BRIEF.
Repeat the entries below word for word, though any picture in them should be dropped.

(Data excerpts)
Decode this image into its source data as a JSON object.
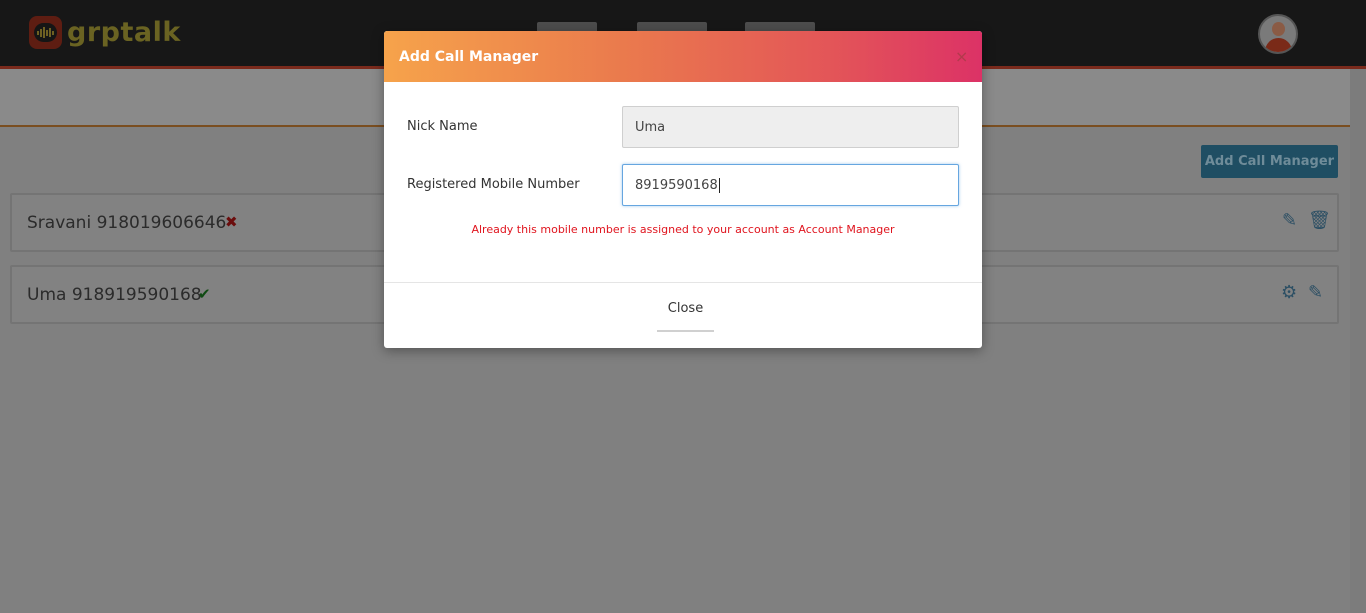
{
  "app": {
    "name": "grptalk"
  },
  "page": {
    "add_button_label": "Add Call Manager"
  },
  "managers": [
    {
      "label": "Sravani 918019606646",
      "status": "rejected",
      "status_glyph": "✖",
      "status_color": "#6b0d0d"
    },
    {
      "label": "Uma 918919590168",
      "status": "approved",
      "status_glyph": "✔",
      "status_color": "#0f4a12"
    }
  ],
  "modal": {
    "title": "Add Call Manager",
    "close_glyph": "×",
    "fields": {
      "nick_name": {
        "label": "Nick Name",
        "value": "Uma"
      },
      "mobile": {
        "label": "Registered Mobile Number",
        "value": "8919590168"
      }
    },
    "error": "Already this mobile number is assigned to your account as Account Manager",
    "close_label": "Close"
  },
  "colors": {
    "header_gradient_start": "#f6a34b",
    "header_gradient_end": "#dc3266",
    "error": "#e0141e",
    "primary_button": "#2d7fa6"
  }
}
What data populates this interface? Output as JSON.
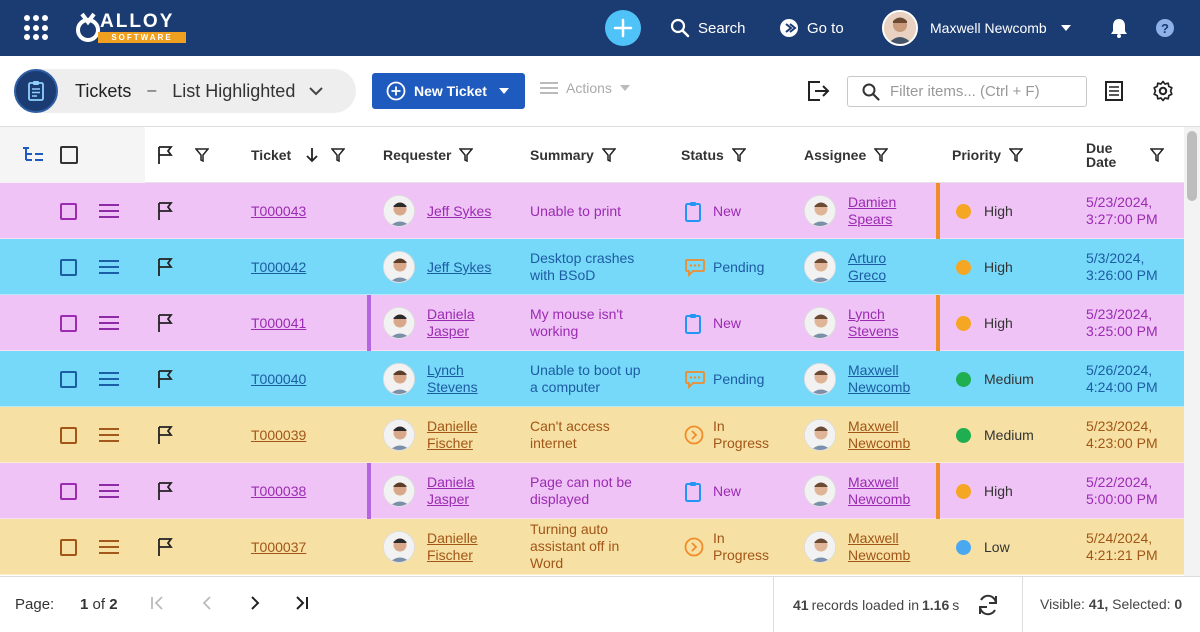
{
  "topbar": {
    "logo_text": "ALLOY",
    "logo_sub": "SOFTWARE",
    "search_label": "Search",
    "goto_label": "Go to",
    "user_name": "Maxwell Newcomb"
  },
  "toolbar": {
    "view_title": "Tickets",
    "view_dash": "–",
    "view_name": "List Highlighted",
    "new_ticket_label": "New Ticket",
    "actions_label": "Actions",
    "filter_placeholder": "Filter items... (Ctrl + F)"
  },
  "columns": {
    "ticket": "Ticket",
    "requester": "Requester",
    "summary": "Summary",
    "status": "Status",
    "assignee": "Assignee",
    "priority": "Priority",
    "due_line1": "Due",
    "due_line2": "Date"
  },
  "rows": [
    {
      "ticket": "T000043",
      "req1": "Jeff Sykes",
      "req2": "",
      "sum1": "Unable to print",
      "sum2": "",
      "sum3": "",
      "status1": "New",
      "status2": "",
      "asg1": "Damien",
      "asg2": "Spears",
      "priority": "High",
      "due1": "5/23/2024,",
      "due2": "3:27:00 PM"
    },
    {
      "ticket": "T000042",
      "req1": "Jeff Sykes",
      "req2": "",
      "sum1": "Desktop crashes",
      "sum2": "with BSoD",
      "sum3": "",
      "status1": "Pending",
      "status2": "",
      "asg1": "Arturo",
      "asg2": "Greco",
      "priority": "High",
      "due1": "5/3/2024,",
      "due2": "3:26:00 PM"
    },
    {
      "ticket": "T000041",
      "req1": "Daniela",
      "req2": "Jasper",
      "sum1": "My mouse isn't",
      "sum2": "working",
      "sum3": "",
      "status1": "New",
      "status2": "",
      "asg1": "Lynch",
      "asg2": "Stevens",
      "priority": "High",
      "due1": "5/23/2024,",
      "due2": "3:25:00 PM"
    },
    {
      "ticket": "T000040",
      "req1": "Lynch",
      "req2": "Stevens",
      "sum1": "Unable to boot up",
      "sum2": "a computer",
      "sum3": "",
      "status1": "Pending",
      "status2": "",
      "asg1": "Maxwell",
      "asg2": "Newcomb",
      "priority": "Medium",
      "due1": "5/26/2024,",
      "due2": "4:24:00 PM"
    },
    {
      "ticket": "T000039",
      "req1": "Danielle",
      "req2": "Fischer",
      "sum1": "Can't access",
      "sum2": "internet",
      "sum3": "",
      "status1": "In",
      "status2": "Progress",
      "asg1": "Maxwell",
      "asg2": "Newcomb",
      "priority": "Medium",
      "due1": "5/23/2024,",
      "due2": "4:23:00 PM"
    },
    {
      "ticket": "T000038",
      "req1": "Daniela",
      "req2": "Jasper",
      "sum1": "Page can not be",
      "sum2": "displayed",
      "sum3": "",
      "status1": "New",
      "status2": "",
      "asg1": "Maxwell",
      "asg2": "Newcomb",
      "priority": "High",
      "due1": "5/22/2024,",
      "due2": "5:00:00 PM"
    },
    {
      "ticket": "T000037",
      "req1": "Danielle",
      "req2": "Fischer",
      "sum1": "Turning auto",
      "sum2": "assistant off in",
      "sum3": "Word",
      "status1": "In",
      "status2": "Progress",
      "asg1": "Maxwell",
      "asg2": "Newcomb",
      "priority": "Low",
      "due1": "5/24/2024,",
      "due2": "4:21:21 PM"
    }
  ],
  "colors": {
    "pink": "#efc3f5",
    "blue": "#77d9f9",
    "yellow": "#f6e0a3",
    "priority_high": "#f5a623",
    "priority_medium": "#1fae50",
    "priority_low": "#4aa8f0",
    "accent": "#1f5bbf"
  },
  "footer": {
    "page_label": "Page:",
    "page_current": "1",
    "page_of": "of",
    "page_total": "2",
    "records_count": "41",
    "records_text": "records loaded in",
    "records_time": "1.16",
    "records_unit": "s",
    "visible_label": "Visible:",
    "visible_count": "41,",
    "selected_label": "Selected:",
    "selected_count": "0"
  }
}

ANSWER SECTION.
Decode this image into its source data as a JSON object.
{
  "app": {
    "name": "grptalk"
  },
  "page": {
    "add_button_label": "Add Call Manager"
  },
  "managers": [
    {
      "label": "Sravani 918019606646",
      "status": "rejected",
      "status_glyph": "✖",
      "status_color": "#6b0d0d"
    },
    {
      "label": "Uma 918919590168",
      "status": "approved",
      "status_glyph": "✔",
      "status_color": "#0f4a12"
    }
  ],
  "modal": {
    "title": "Add Call Manager",
    "close_glyph": "×",
    "fields": {
      "nick_name": {
        "label": "Nick Name",
        "value": "Uma"
      },
      "mobile": {
        "label": "Registered Mobile Number",
        "value": "8919590168"
      }
    },
    "error": "Already this mobile number is assigned to your account as Account Manager",
    "close_label": "Close"
  },
  "colors": {
    "header_gradient_start": "#f6a34b",
    "header_gradient_end": "#dc3266",
    "error": "#e0141e",
    "primary_button": "#2d7fa6"
  }
}
What data populates this interface? Output as JSON.
{
  "topbar": {
    "logo_text": "ALLOY",
    "logo_sub": "SOFTWARE",
    "search_label": "Search",
    "goto_label": "Go to",
    "user_name": "Maxwell Newcomb"
  },
  "toolbar": {
    "view_title": "Tickets",
    "view_dash": "–",
    "view_name": "List Highlighted",
    "new_ticket_label": "New Ticket",
    "actions_label": "Actions",
    "filter_placeholder": "Filter items... (Ctrl + F)"
  },
  "columns": {
    "ticket": "Ticket",
    "requester": "Requester",
    "summary": "Summary",
    "status": "Status",
    "assignee": "Assignee",
    "priority": "Priority",
    "due_line1": "Due",
    "due_line2": "Date"
  },
  "rows": [
    {
      "ticket": "T000043",
      "req1": "Jeff Sykes",
      "req2": "",
      "sum1": "Unable to print",
      "sum2": "",
      "sum3": "",
      "status1": "New",
      "status2": "",
      "asg1": "Damien",
      "asg2": "Spears",
      "priority": "High",
      "due1": "5/23/2024,",
      "due2": "3:27:00 PM"
    },
    {
      "ticket": "T000042",
      "req1": "Jeff Sykes",
      "req2": "",
      "sum1": "Desktop crashes",
      "sum2": "with BSoD",
      "sum3": "",
      "status1": "Pending",
      "status2": "",
      "asg1": "Arturo",
      "asg2": "Greco",
      "priority": "High",
      "due1": "5/3/2024,",
      "due2": "3:26:00 PM"
    },
    {
      "ticket": "T000041",
      "req1": "Daniela",
      "req2": "Jasper",
      "sum1": "My mouse isn't",
      "sum2": "working",
      "sum3": "",
      "status1": "New",
      "status2": "",
      "asg1": "Lynch",
      "asg2": "Stevens",
      "priority": "High",
      "due1": "5/23/2024,",
      "due2": "3:25:00 PM"
    },
    {
      "ticket": "T000040",
      "req1": "Lynch",
      "req2": "Stevens",
      "sum1": "Unable to boot up",
      "sum2": "a computer",
      "sum3": "",
      "status1": "Pending",
      "status2": "",
      "asg1": "Maxwell",
      "asg2": "Newcomb",
      "priority": "Medium",
      "due1": "5/26/2024,",
      "due2": "4:24:00 PM"
    },
    {
      "ticket": "T000039",
      "req1": "Danielle",
      "req2": "Fischer",
      "sum1": "Can't access",
      "sum2": "internet",
      "sum3": "",
      "status1": "In",
      "status2": "Progress",
      "asg1": "Maxwell",
      "asg2": "Newcomb",
      "priority": "Medium",
      "due1": "5/23/2024,",
      "due2": "4:23:00 PM"
    },
    {
      "ticket": "T000038",
      "req1": "Daniela",
      "req2": "Jasper",
      "sum1": "Page can not be",
      "sum2": "displayed",
      "sum3": "",
      "status1": "New",
      "status2": "",
      "asg1": "Maxwell",
      "asg2": "Newcomb",
      "priority": "High",
      "due1": "5/22/2024,",
      "due2": "5:00:00 PM"
    },
    {
      "ticket": "T000037",
      "req1": "Danielle",
      "req2": "Fischer",
      "sum1": "Turning auto",
      "sum2": "assistant off in",
      "sum3": "Word",
      "status1": "In",
      "status2": "Progress",
      "asg1": "Maxwell",
      "asg2": "Newcomb",
      "priority": "Low",
      "due1": "5/24/2024,",
      "due2": "4:21:21 PM"
    }
  ],
  "colors": {
    "pink": "#efc3f5",
    "blue": "#77d9f9",
    "yellow": "#f6e0a3",
    "priority_high": "#f5a623",
    "priority_medium": "#1fae50",
    "priority_low": "#4aa8f0",
    "accent": "#1f5bbf"
  },
  "footer": {
    "page_label": "Page:",
    "page_current": "1",
    "page_of": "of",
    "page_total": "2",
    "records_count": "41",
    "records_text": "records loaded in",
    "records_time": "1.16",
    "records_unit": "s",
    "visible_label": "Visible:",
    "visible_count": "41,",
    "selected_label": "Selected:",
    "selected_count": "0"
  }
}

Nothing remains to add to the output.